The highest annual number filings occurred in FY 2008, when 95,402 charges were filed. The FY 2009 filing levels were about 2.2% below the FY 2008 levels, but still well above any prior year. After 2008, the next closest year in terms of filing activity was FY 2002 (during the prior economic downturn), when there were 84,442 filings.
Consistent with recent historical trends, the most frequently alleged types of discrimination are race (36%), retaliation (36%) and sex-based discrimination. (A single charge filing may allege multiple types of discrimination.) Allegations based on age-based disability (up about 10%), religion (up 3%) and/or national origin (up 5%) hit record highs. Allegations of age-based discrimination reached the second-highest level ever.
The EEOC also reported that through its enforcement, mediation and litigation programs, the agency "recovered more than $376 million in monetary relief for thousands of discrimination victims."
The EEOC’s press release states that the "near-historic level of total discrimination charge filings [in FY 2009] may be due to multiple factors," including "greater accessibility of the EEOC to the public, economic conditions, increased diversity and demographic shifts in the labor force, [and] employees’ greater awareness of their rights under law."
The sustained record level of EEOC charge filings during the fiscal years 2008 and 2009 should be a matter of concern for every employer. These figures not only underscore the need for every employer to adopt and implement best employment practices, they also highlight the need for every employer to procure employment practices insurance as a critical and indispensible part of their insurance program.
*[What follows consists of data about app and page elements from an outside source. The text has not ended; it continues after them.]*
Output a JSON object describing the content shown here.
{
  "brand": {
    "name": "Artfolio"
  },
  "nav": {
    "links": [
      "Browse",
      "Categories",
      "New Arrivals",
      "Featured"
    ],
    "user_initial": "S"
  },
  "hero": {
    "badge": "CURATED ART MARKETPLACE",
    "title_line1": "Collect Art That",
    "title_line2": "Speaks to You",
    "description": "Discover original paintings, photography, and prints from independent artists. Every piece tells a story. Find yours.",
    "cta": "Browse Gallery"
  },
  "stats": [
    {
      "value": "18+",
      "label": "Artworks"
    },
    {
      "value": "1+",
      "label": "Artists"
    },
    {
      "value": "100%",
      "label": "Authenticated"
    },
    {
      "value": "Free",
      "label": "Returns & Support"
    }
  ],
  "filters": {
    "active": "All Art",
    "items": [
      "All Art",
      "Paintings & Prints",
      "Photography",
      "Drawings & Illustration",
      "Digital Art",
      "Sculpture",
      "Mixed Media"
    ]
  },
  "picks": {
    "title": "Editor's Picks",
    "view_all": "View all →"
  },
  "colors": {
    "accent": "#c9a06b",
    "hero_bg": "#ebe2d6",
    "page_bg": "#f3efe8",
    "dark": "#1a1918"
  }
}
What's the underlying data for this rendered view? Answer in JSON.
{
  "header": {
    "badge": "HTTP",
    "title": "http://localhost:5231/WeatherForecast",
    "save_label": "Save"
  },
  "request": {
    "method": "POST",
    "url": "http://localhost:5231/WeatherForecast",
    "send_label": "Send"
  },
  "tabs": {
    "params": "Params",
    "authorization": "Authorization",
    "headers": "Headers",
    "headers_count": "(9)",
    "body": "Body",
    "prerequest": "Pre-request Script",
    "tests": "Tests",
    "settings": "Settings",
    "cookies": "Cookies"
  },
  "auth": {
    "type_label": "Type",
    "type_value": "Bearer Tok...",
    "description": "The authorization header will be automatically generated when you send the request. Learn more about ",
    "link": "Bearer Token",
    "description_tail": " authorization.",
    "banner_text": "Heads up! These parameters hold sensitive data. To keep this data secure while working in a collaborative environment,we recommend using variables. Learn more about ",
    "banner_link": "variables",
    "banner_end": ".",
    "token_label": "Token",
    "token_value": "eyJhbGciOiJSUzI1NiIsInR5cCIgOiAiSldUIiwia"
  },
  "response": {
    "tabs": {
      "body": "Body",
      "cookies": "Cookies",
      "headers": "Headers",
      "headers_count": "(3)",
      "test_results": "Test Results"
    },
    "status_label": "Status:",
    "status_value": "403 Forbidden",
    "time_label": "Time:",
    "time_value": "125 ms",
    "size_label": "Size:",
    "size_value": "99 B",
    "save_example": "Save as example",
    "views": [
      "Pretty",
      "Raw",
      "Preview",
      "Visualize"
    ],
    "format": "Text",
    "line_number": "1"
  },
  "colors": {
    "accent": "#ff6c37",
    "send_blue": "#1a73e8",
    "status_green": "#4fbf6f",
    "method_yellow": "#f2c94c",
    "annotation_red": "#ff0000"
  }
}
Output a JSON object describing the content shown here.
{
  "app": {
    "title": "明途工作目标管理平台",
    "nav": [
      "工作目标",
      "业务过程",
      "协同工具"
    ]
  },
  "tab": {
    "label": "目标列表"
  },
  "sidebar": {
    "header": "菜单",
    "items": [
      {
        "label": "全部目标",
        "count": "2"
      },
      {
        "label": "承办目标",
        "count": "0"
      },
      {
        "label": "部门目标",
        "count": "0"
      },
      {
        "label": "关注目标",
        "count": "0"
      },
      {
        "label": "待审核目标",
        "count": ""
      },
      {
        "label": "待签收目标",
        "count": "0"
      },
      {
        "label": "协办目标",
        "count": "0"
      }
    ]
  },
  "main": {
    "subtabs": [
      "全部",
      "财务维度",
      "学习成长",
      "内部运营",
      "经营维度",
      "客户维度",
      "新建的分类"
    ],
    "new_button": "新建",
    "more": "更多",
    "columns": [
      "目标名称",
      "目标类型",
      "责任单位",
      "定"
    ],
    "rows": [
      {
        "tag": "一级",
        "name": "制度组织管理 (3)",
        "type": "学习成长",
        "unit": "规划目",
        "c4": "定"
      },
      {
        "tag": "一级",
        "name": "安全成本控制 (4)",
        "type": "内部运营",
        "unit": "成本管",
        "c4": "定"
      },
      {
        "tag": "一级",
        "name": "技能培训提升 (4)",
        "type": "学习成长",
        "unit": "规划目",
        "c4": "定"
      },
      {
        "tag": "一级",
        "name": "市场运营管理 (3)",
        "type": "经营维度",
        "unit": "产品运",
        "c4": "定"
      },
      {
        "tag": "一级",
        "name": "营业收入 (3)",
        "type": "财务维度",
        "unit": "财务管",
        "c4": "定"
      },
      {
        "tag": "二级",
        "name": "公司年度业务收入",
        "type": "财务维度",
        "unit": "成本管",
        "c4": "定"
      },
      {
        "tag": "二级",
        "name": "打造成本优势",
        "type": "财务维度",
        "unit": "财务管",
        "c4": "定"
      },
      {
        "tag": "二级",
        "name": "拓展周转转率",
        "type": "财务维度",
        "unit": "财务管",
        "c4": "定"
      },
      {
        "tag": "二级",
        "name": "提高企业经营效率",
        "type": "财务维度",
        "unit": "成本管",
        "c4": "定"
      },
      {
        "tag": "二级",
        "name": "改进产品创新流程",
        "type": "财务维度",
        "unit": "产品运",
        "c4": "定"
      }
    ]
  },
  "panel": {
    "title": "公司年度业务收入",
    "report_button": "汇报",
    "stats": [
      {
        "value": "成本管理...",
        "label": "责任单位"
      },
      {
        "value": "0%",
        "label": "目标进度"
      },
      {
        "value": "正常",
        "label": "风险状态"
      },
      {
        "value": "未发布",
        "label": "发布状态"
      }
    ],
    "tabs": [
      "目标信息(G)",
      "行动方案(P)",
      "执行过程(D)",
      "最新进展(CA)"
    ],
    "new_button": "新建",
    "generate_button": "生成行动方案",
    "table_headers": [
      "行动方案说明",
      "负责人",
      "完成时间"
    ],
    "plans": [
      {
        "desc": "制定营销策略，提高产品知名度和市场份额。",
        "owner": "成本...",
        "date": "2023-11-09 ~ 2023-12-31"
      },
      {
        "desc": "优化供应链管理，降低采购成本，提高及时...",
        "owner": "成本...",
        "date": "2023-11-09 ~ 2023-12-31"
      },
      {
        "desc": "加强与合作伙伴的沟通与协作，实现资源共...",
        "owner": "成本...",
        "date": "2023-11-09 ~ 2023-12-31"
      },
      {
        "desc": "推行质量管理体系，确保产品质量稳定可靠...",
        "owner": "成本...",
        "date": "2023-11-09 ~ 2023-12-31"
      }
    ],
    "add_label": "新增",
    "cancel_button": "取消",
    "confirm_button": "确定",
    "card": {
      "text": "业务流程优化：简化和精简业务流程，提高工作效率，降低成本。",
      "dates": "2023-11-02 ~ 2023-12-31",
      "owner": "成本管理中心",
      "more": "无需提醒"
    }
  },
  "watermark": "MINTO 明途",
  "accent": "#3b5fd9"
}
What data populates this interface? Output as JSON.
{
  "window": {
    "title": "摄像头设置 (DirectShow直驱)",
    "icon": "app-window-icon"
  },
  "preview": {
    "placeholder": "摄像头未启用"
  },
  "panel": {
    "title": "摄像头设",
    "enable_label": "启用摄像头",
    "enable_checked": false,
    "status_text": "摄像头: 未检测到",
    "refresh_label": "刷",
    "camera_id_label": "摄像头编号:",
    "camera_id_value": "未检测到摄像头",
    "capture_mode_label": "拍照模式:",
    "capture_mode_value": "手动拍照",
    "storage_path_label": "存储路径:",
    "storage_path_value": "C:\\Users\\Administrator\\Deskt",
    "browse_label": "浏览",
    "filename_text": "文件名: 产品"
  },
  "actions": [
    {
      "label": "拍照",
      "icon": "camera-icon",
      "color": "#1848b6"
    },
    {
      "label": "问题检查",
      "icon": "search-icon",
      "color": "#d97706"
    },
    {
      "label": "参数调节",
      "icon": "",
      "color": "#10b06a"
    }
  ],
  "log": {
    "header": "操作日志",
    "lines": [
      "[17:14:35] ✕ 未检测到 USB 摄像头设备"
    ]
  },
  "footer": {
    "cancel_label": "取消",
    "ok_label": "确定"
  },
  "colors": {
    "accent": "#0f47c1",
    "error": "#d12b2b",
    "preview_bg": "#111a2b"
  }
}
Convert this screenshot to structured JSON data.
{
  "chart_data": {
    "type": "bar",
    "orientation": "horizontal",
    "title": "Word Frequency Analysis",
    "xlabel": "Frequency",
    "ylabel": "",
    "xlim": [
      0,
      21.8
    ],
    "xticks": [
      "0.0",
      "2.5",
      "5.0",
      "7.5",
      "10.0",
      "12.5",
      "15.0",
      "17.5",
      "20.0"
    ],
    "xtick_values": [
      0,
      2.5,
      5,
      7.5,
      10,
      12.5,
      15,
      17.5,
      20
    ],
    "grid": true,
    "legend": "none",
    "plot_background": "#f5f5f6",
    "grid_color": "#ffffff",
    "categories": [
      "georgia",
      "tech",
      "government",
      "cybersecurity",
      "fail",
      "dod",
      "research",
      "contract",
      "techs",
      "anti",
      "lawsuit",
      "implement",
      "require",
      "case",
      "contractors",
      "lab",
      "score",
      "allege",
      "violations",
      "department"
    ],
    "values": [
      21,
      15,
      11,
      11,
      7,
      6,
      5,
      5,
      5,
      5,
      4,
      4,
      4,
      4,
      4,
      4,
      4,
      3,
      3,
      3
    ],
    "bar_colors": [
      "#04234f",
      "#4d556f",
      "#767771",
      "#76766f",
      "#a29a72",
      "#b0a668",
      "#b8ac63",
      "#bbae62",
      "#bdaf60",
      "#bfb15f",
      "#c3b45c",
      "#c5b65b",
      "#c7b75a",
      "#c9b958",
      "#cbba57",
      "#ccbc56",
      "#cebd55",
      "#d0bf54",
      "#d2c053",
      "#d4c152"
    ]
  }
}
The EEOC’s suggestion that the heightened level of filings of individual charges is due in part to the economic conditions and to employees’ greater awareness of their rights also suggests that, as the current economic downturn drags on, the elevated filing levels could continue for some time to come.
A January 6, 2010 National Law Journal article about the EEOC’s statistical release can be found here (registration required).
Another Securities Class Action Trial: We are all awaiting the outcome of the long running Vivendi trial, which is just wrapping up this week in the Southern District of New York. But while all eyes were on the Vivendi trial, few of us noted that another securities class action trial was going on in the Central District of California, in the American Mutual Funds Fee Litigation.
Kudos to Adam Savett of the Securities Litigation Watch blog, who first brought this development to my attention in his blog post here.
The case apparently went forward as a bench trial this past summer before Judge Gary Feess, whose December 28, 2009 post-trial Findings of Fact and Conclusions of Law can be found here. Essentially, the plaintiffs alleged that the defendants had violated the federal securities laws by charging excessive advisory and distribution fees. Judge Feess concluded that the plaintiffs had not sustained their burden of proving that the fees were so "disproportionately large" that they bore "no reasonable relationship" to the services, as the plaintiffs were required to show in order to prevail.
As the Securities Litigation Watch details here, there have now been 22 post-1996 securities class action lawsuit cases that have gone to trial (not counting Vivendi), eight of which involved post-PSLRA conduct and that have actually gone to verdict. Taking into account post-verdict motions and appeals, the current scoreboard on these post-PSLRA lawsuit verdicts (according to the SLW’s data) now reads: Defendants 5, Plaintiffs 3. (Soon to be updated, I suppose, after the Vivendi jury reaches a verdict.)
Andrew Longstreth’s January 6, 2009 American Lawyer article about the American Mutual Funds Fee Litigation verdict can be found here.